= Task brief =
Without further comment, state how many lines in the listing below contain the word "likes".

★ ★ ★ ★ ★ ★ ★

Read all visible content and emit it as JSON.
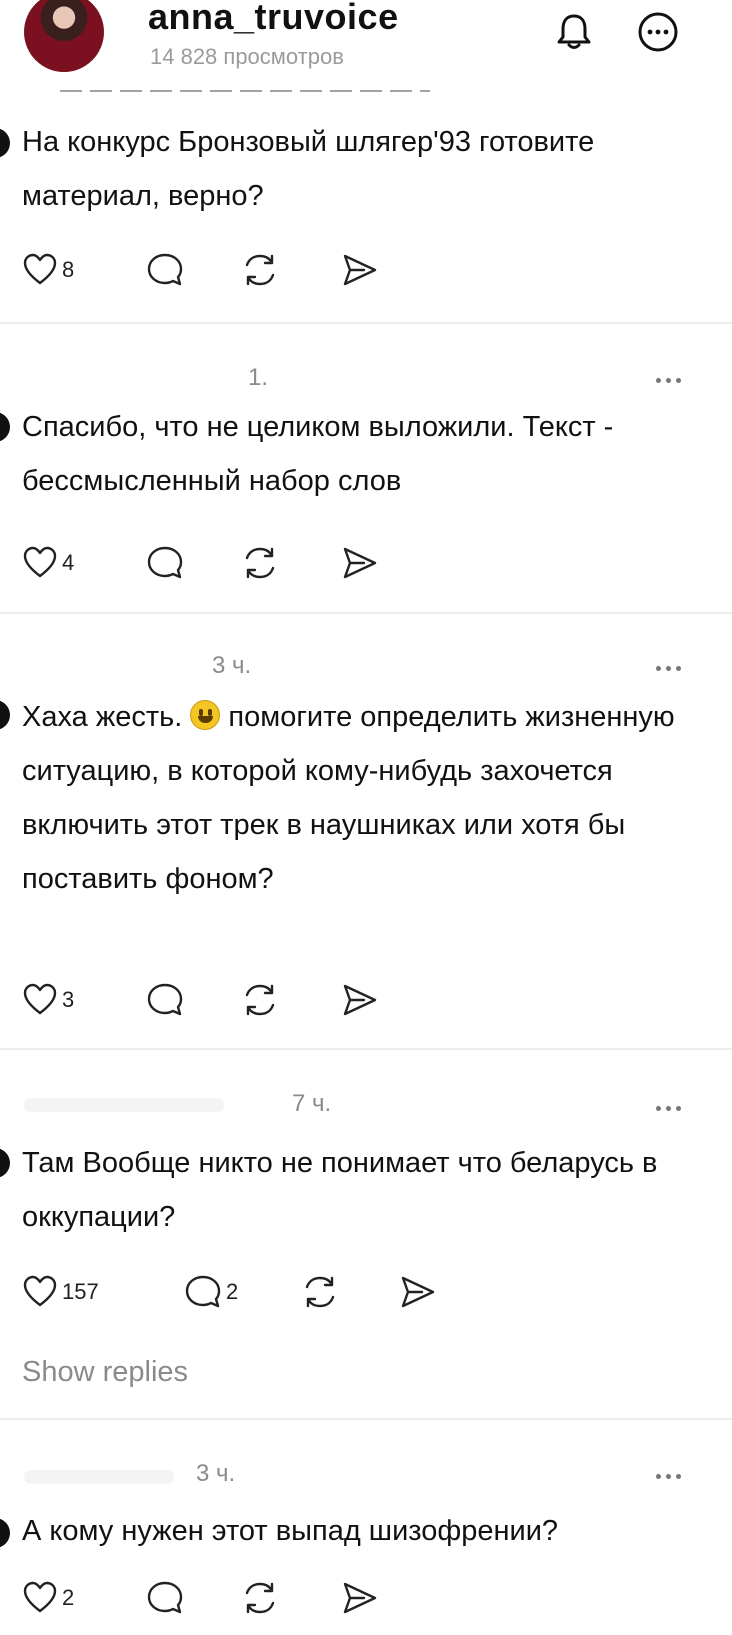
{
  "header": {
    "username": "anna_truvoice",
    "views": "14 828 просмотров"
  },
  "comments": [
    {
      "time": "",
      "text": "На конкурс Бронзовый шлягер'93 готовите материал, верно?",
      "likes": "8",
      "replies_count": ""
    },
    {
      "time": "1.",
      "text": "Спасибо, что не целиком выложили. Текст - бессмысленный набор слов",
      "likes": "4",
      "replies_count": ""
    },
    {
      "time": "3 ч.",
      "text_before_emoji": "Хаха жесть. ",
      "text_after_emoji": " помогите определить жизненную ситуацию, в которой кому-нибудь захочется включить этот трек в наушниках или хотя бы поставить фоном?",
      "likes": "3",
      "replies_count": ""
    },
    {
      "time": "7 ч.",
      "text": "Там Вообще никто не понимает что беларусь в оккупации?",
      "likes": "157",
      "replies_count": "2",
      "show_replies": "Show replies"
    },
    {
      "time": "3 ч.",
      "text": "А кому нужен этот выпад шизофрении?",
      "likes": "2",
      "replies_count": ""
    }
  ],
  "icons": [
    "bell-icon",
    "more-circle-icon",
    "heart-icon",
    "comment-icon",
    "repost-icon",
    "share-icon",
    "more-dots-icon"
  ]
}
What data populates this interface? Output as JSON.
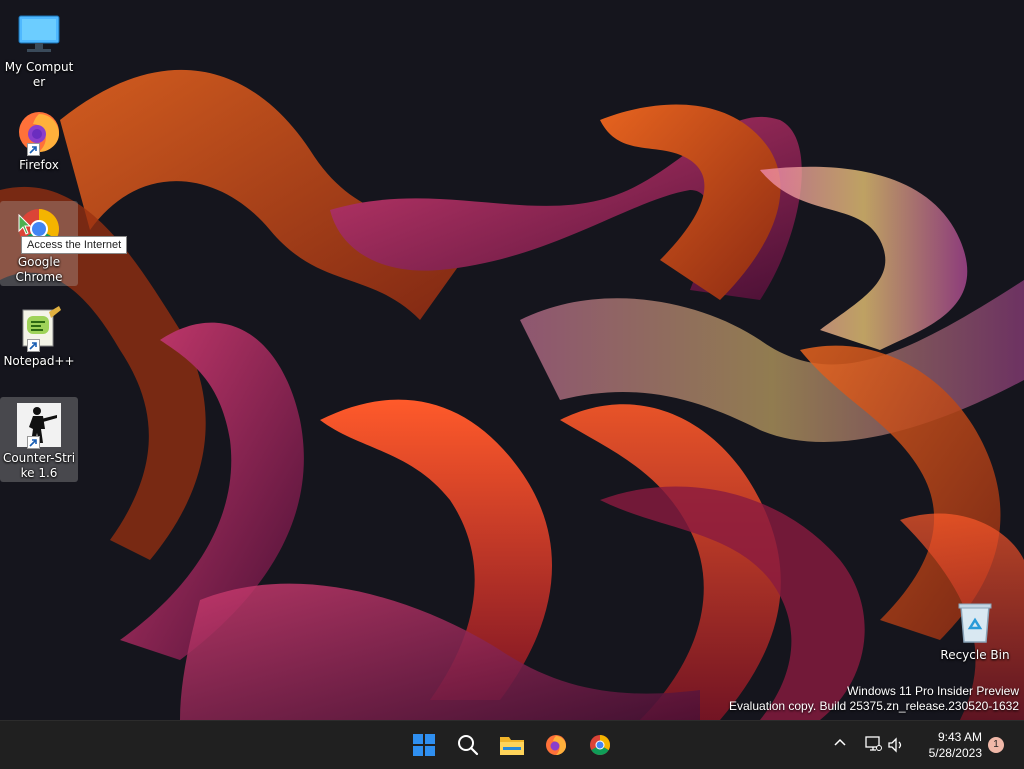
{
  "desktop": {
    "icons": [
      {
        "label": "My Computer"
      },
      {
        "label": "Firefox"
      },
      {
        "label": "Google Chrome"
      },
      {
        "label": "Notepad++"
      },
      {
        "label": "Counter-Strike 1.6"
      }
    ],
    "recycle_bin": {
      "label": "Recycle Bin"
    },
    "tooltip": "Access the Internet",
    "watermark": {
      "line1": "Windows 11 Pro Insider Preview",
      "line2": "Evaluation copy. Build 25375.zn_release.230520-1632"
    }
  },
  "taskbar": {
    "pinned": [
      "start-icon",
      "search-icon",
      "file-explorer-icon",
      "firefox-icon",
      "chrome-icon"
    ],
    "clock": {
      "time": "9:43 AM",
      "date": "5/28/2023"
    },
    "notifications": "1"
  },
  "colors": {
    "taskbar_bg": "#202020",
    "windows_blue": "#2f8ff0",
    "wallpaper_bg": "#15151d",
    "ribbon_orange": "#d7521c",
    "ribbon_magenta": "#a52a5a"
  }
}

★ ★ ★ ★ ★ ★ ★

= Result for this task =
5